Dataset entries
--- START ---

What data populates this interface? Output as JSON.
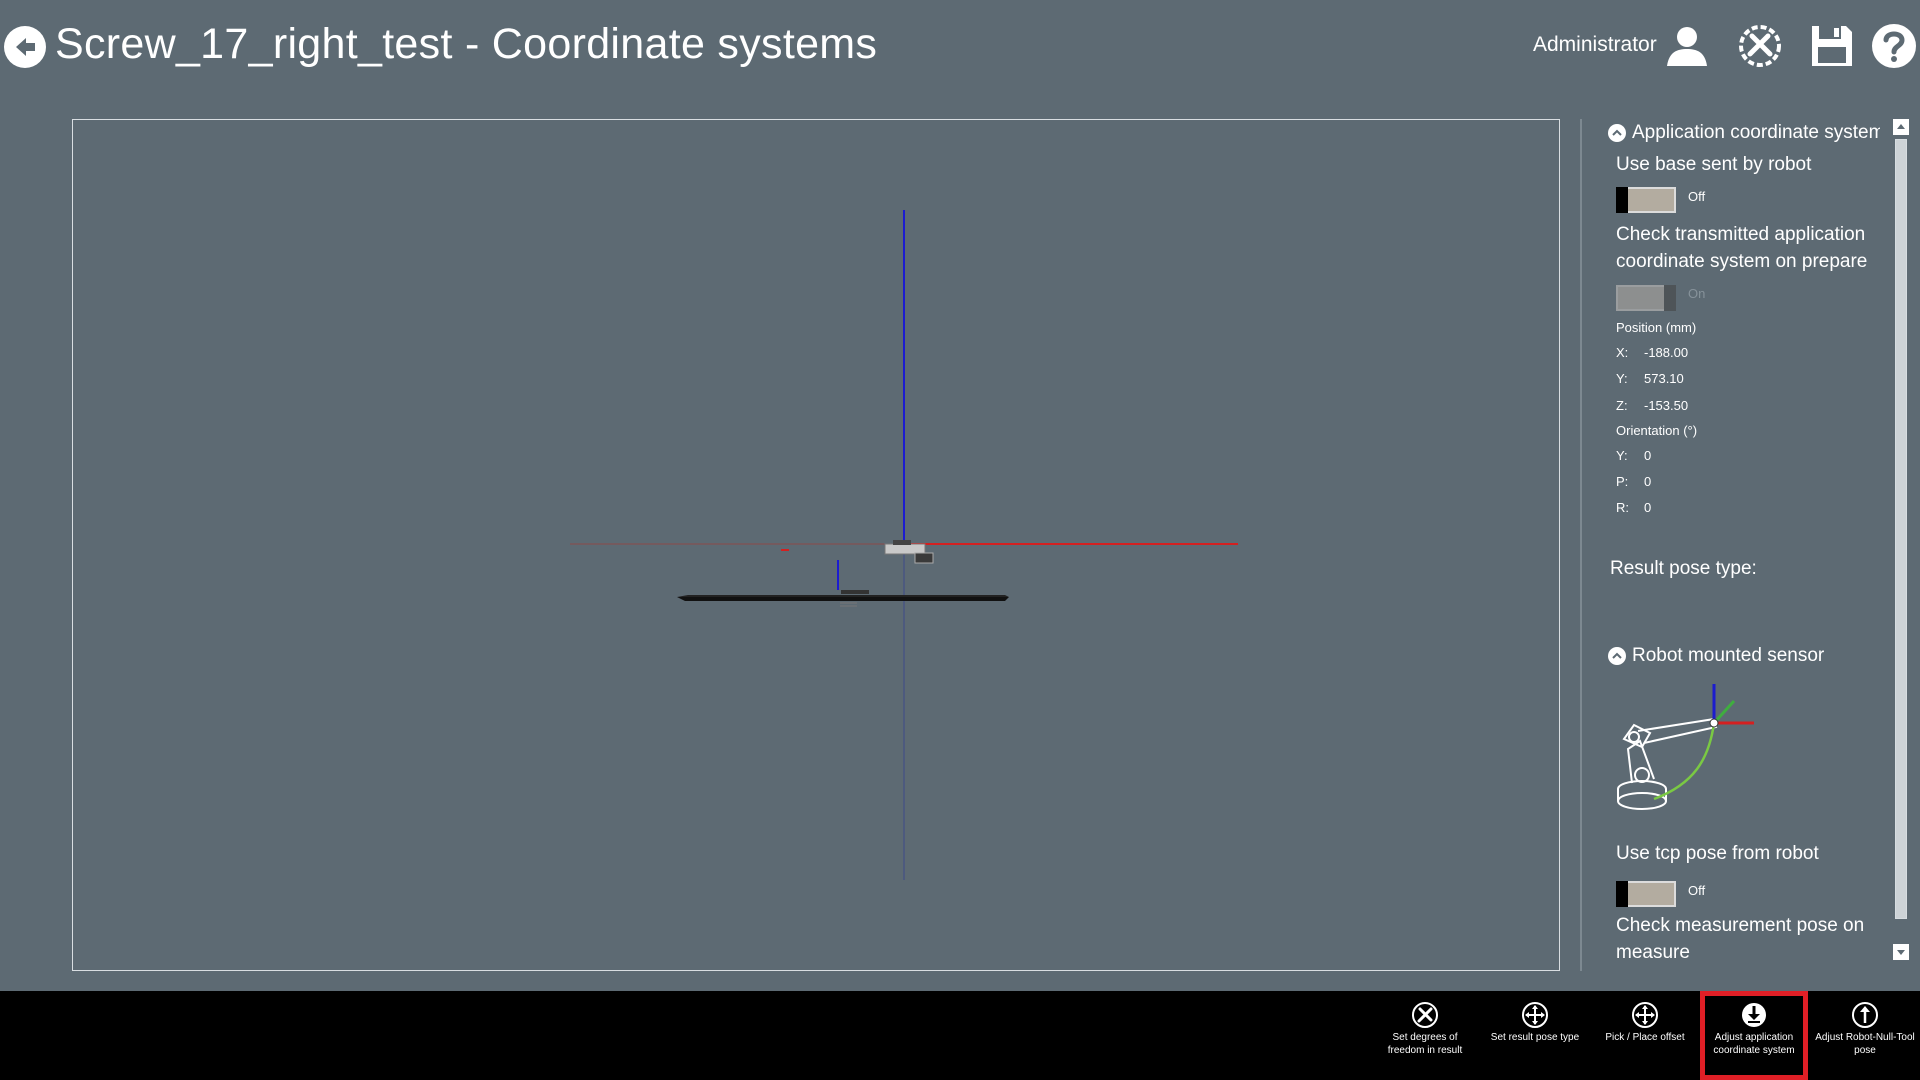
{
  "header": {
    "title": "Screw_17_right_test - Coordinate systems",
    "user": "Administrator"
  },
  "panel": {
    "app_cs": {
      "heading": "Application coordinate system",
      "use_base_label": "Use base sent by robot",
      "use_base_state": "Off",
      "check_transmitted_label": "Check transmitted application coordinate system on prepare",
      "check_transmitted_state": "On",
      "position_label": "Position (mm)",
      "position": [
        {
          "axis": "X:",
          "value": "-188.00"
        },
        {
          "axis": "Y:",
          "value": "573.10"
        },
        {
          "axis": "Z:",
          "value": "-153.50"
        }
      ],
      "orientation_label": "Orientation (°)",
      "orientation": [
        {
          "axis": "Y:",
          "value": "0"
        },
        {
          "axis": "P:",
          "value": "0"
        },
        {
          "axis": "R:",
          "value": "0"
        }
      ],
      "result_pose_label": "Result pose type:"
    },
    "sensor": {
      "heading": "Robot mounted sensor",
      "use_tcp_label": "Use tcp pose from robot",
      "use_tcp_state": "Off",
      "check_measurement_label": "Check measurement pose on measure"
    }
  },
  "toolbar": {
    "buttons": [
      {
        "label": "Set degrees of freedom in result",
        "icon": "wrench-icon"
      },
      {
        "label": "Set result pose type",
        "icon": "move-arrows-icon"
      },
      {
        "label": "Pick / Place offset",
        "icon": "move-arrows-icon"
      },
      {
        "label": "Adjust application coordinate system",
        "icon": "download-arrow-icon"
      },
      {
        "label": "Adjust Robot-Null-Tool pose",
        "icon": "up-arrow-icon"
      }
    ]
  },
  "colors": {
    "background": "#5d6a73",
    "toolbar": "#000000",
    "highlight": "#e01f26",
    "x_axis": "#d42020",
    "y_axis": "#3fae3f",
    "z_axis": "#1c1ccf"
  }
}
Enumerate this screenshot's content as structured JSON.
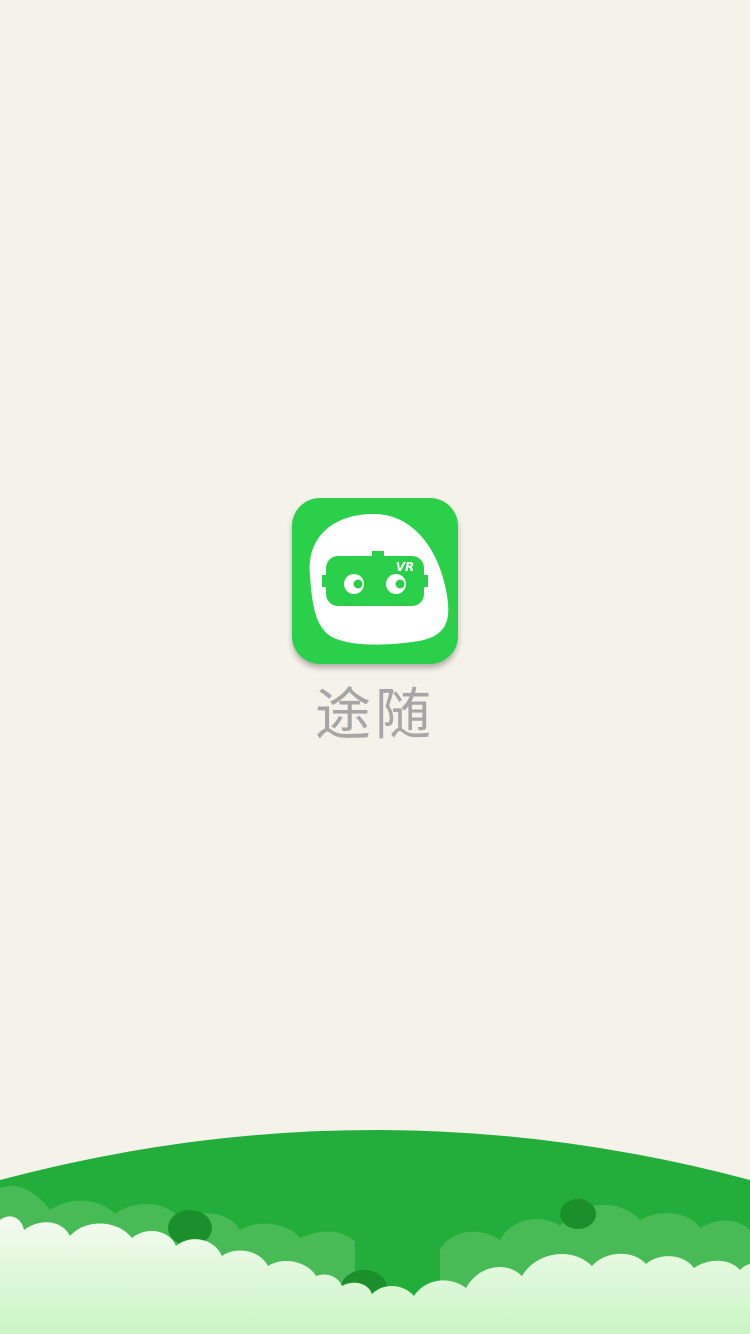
{
  "splash": {
    "app_name": "途随",
    "icon_badge": "VR",
    "logo_icon": "vr-headset-mascot-icon",
    "colors": {
      "background": "#f5f3e9",
      "brand_green": "#2bd04a",
      "app_name_text": "#a6a6a6",
      "hill_green": "#23ad3b",
      "cloud_light": "#d8f5d2"
    }
  }
}
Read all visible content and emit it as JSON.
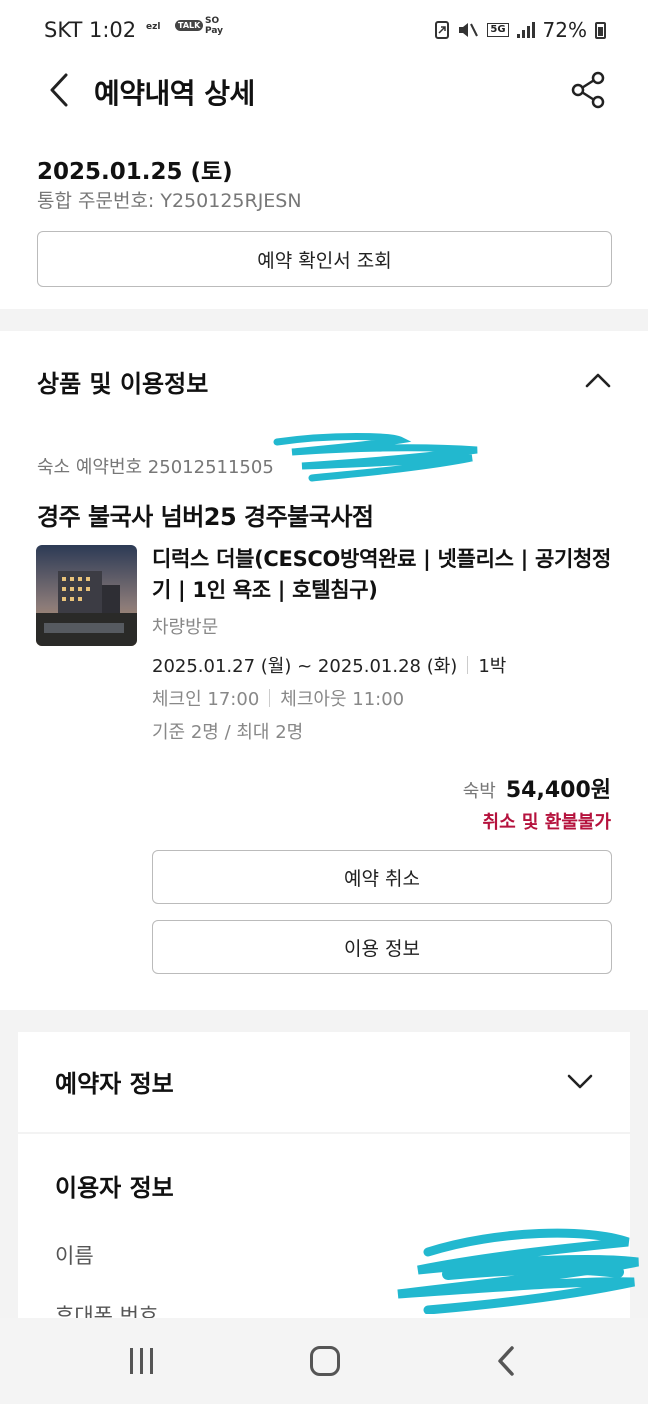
{
  "status_bar": {
    "carrier_time": "SKT 1:02",
    "icons": [
      "ezl",
      "TALK",
      "SO Pay"
    ],
    "network": "5G",
    "battery": "72%"
  },
  "header": {
    "title": "예약내역 상세",
    "back_icon": "chevron-left-icon",
    "share_icon": "share-icon"
  },
  "summary": {
    "date": "2025.01.25 (토)",
    "order_number": "통합 주문번호: Y250125RJESN",
    "confirm_button": "예약 확인서 조회"
  },
  "product_section": {
    "title": "상품 및 이용정보",
    "reservation_number": "숙소 예약번호 25012511505",
    "hotel_name": "경주 불국사 넘버25 경주불국사점",
    "room_name": "디럭스 더블(CESCO방역완료 | 넷플리스 | 공기청정기 | 1인 욕조 | 호텔침구)",
    "visit_type": "차량방문",
    "stay_dates": "2025.01.27 (월) ~ 2025.01.28 (화)",
    "nights": "1박",
    "check_in": "체크인 17:00",
    "check_out": "체크아웃 11:00",
    "guests": "기준 2명 / 최대 2명",
    "price_label": "숙박",
    "price": "54,400원",
    "refund_policy": "취소 및 환불불가",
    "cancel_button": "예약 취소",
    "info_button": "이용 정보"
  },
  "booker_section": {
    "title": "예약자 정보"
  },
  "user_section": {
    "title": "이용자 정보",
    "name_label": "이름",
    "phone_label": "휴대폰 번호"
  },
  "colors": {
    "accent_red": "#b5123d",
    "divider": "#f3f3f3",
    "scribble": "#22b8cf"
  }
}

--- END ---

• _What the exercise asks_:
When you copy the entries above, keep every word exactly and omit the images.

• _Response_:
What data populates this interface? Output as JSON.
{
  "header": {
    "title": "Screw_17_right_test - Coordinate systems",
    "user": "Administrator"
  },
  "panel": {
    "app_cs": {
      "heading": "Application coordinate system",
      "use_base_label": "Use base sent by robot",
      "use_base_state": "Off",
      "check_transmitted_label": "Check transmitted application coordinate system on prepare",
      "check_transmitted_state": "On",
      "position_label": "Position (mm)",
      "position": [
        {
          "axis": "X:",
          "value": "-188.00"
        },
        {
          "axis": "Y:",
          "value": "573.10"
        },
        {
          "axis": "Z:",
          "value": "-153.50"
        }
      ],
      "orientation_label": "Orientation (°)",
      "orientation": [
        {
          "axis": "Y:",
          "value": "0"
        },
        {
          "axis": "P:",
          "value": "0"
        },
        {
          "axis": "R:",
          "value": "0"
        }
      ],
      "result_pose_label": "Result pose type:"
    },
    "sensor": {
      "heading": "Robot mounted sensor",
      "use_tcp_label": "Use tcp pose from robot",
      "use_tcp_state": "Off",
      "check_measurement_label": "Check measurement pose on measure"
    }
  },
  "toolbar": {
    "buttons": [
      {
        "label": "Set degrees of freedom in result",
        "icon": "wrench-icon"
      },
      {
        "label": "Set result pose type",
        "icon": "move-arrows-icon"
      },
      {
        "label": "Pick / Place offset",
        "icon": "move-arrows-icon"
      },
      {
        "label": "Adjust application coordinate system",
        "icon": "download-arrow-icon"
      },
      {
        "label": "Adjust Robot-Null-Tool pose",
        "icon": "up-arrow-icon"
      }
    ]
  },
  "colors": {
    "background": "#5d6a73",
    "toolbar": "#000000",
    "highlight": "#e01f26",
    "x_axis": "#d42020",
    "y_axis": "#3fae3f",
    "z_axis": "#1c1ccf"
  }
}
Enumerate this screenshot's content as structured JSON.
{
  "splash": {
    "app_name": "途随",
    "icon_badge": "VR",
    "logo_icon": "vr-headset-mascot-icon",
    "colors": {
      "background": "#f5f3e9",
      "brand_green": "#2bd04a",
      "app_name_text": "#a6a6a6",
      "hill_green": "#23ad3b",
      "cloud_light": "#d8f5d2"
    }
  }
}
Read all visible content and emit it as JSON.
{
  "status_bar": {
    "carrier_time": "SKT 1:02",
    "icons": [
      "ezl",
      "TALK",
      "SO Pay"
    ],
    "network": "5G",
    "battery": "72%"
  },
  "header": {
    "title": "예약내역 상세",
    "back_icon": "chevron-left-icon",
    "share_icon": "share-icon"
  },
  "summary": {
    "date": "2025.01.25 (토)",
    "order_number": "통합 주문번호: Y250125RJESN",
    "confirm_button": "예약 확인서 조회"
  },
  "product_section": {
    "title": "상품 및 이용정보",
    "reservation_number": "숙소 예약번호 25012511505",
    "hotel_name": "경주 불국사 넘버25 경주불국사점",
    "room_name": "디럭스 더블(CESCO방역완료 | 넷플리스 | 공기청정기 | 1인 욕조 | 호텔침구)",
    "visit_type": "차량방문",
    "stay_dates": "2025.01.27 (월) ~ 2025.01.28 (화)",
    "nights": "1박",
    "check_in": "체크인 17:00",
    "check_out": "체크아웃 11:00",
    "guests": "기준 2명 / 최대 2명",
    "price_label": "숙박",
    "price": "54,400원",
    "refund_policy": "취소 및 환불불가",
    "cancel_button": "예약 취소",
    "info_button": "이용 정보"
  },
  "booker_section": {
    "title": "예약자 정보"
  },
  "user_section": {
    "title": "이용자 정보",
    "name_label": "이름",
    "phone_label": "휴대폰 번호"
  },
  "colors": {
    "accent_red": "#b5123d",
    "divider": "#f3f3f3",
    "scribble": "#22b8cf"
  }
}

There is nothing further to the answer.